How Are You Tending to the Soil of Your Life?
Growing up, I discovered the five steps of successful gardening: 1. Plant seeds. 2. Water. 3. Provide sunlight. 4. Add compost. 5. Weed.
But there’s one more essential step: Sift the soil.
Adding compost may enrich the soil, but it doesn’t address a major problem that can easily spread: the hidden rhizomes proliferating underground. A soil sifter solves that.
Rhizomes are different than roots. A weed with a root can be dug up, but a rhizome easily breaks off. It’s a weed that spreads horizontally underground. You may get part of it and not realize that there’s more.
That’s where a soil sifter comes in.
With a soil sifter, you dig up large parts of the dirt and dump them on top of the soil sifter. Then you “sift” through the soil so that the good, rich soil falls through the sieve while all the rock, sand, debris, roots, and rhizomes remain on top.

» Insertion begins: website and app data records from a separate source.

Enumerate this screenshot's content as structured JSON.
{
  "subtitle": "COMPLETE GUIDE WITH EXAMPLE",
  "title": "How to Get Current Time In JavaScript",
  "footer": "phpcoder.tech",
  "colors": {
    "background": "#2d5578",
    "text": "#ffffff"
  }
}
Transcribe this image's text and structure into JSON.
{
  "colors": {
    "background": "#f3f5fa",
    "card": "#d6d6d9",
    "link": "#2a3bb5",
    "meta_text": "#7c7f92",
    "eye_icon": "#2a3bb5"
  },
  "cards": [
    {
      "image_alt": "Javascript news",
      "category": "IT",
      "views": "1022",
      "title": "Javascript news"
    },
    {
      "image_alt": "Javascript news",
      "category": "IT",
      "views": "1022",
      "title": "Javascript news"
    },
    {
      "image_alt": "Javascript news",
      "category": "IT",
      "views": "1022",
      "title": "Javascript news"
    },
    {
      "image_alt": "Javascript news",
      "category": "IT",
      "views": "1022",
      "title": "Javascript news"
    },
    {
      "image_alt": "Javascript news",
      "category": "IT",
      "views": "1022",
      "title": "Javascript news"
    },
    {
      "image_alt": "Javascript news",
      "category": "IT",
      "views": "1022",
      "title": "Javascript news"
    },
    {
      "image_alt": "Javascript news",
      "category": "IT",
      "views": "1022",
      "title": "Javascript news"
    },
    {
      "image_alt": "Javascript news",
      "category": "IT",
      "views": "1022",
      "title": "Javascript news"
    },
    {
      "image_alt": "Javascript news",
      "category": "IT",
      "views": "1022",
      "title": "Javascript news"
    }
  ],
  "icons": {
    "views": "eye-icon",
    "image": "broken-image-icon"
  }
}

You toss the harmful stuff and keep the rich soil. Then you sift more soil…until your dirt transforms into a rich environment for growth.
Invasive species spread via rhizomes, such as kudzu (the vine that ate the south), Japanese knotweed (known as the Godzilla weed that grows through concrete), and Creeping Charlie. Unfortunately, some people like certain invasive species, such as English ivy, Lily of the valley, Chinese lanterns, and tansy because they look nice. But these weeds bulldoze over everything in their way, including the flowers you plant.
As I sift the soil in my yard, I wonder, “How do I tend to the soil of my life? How can I separate the invasive species that are trying to take over everything and reclaim the rich soil that helps me thrive?”
Good questions to sift through over and over.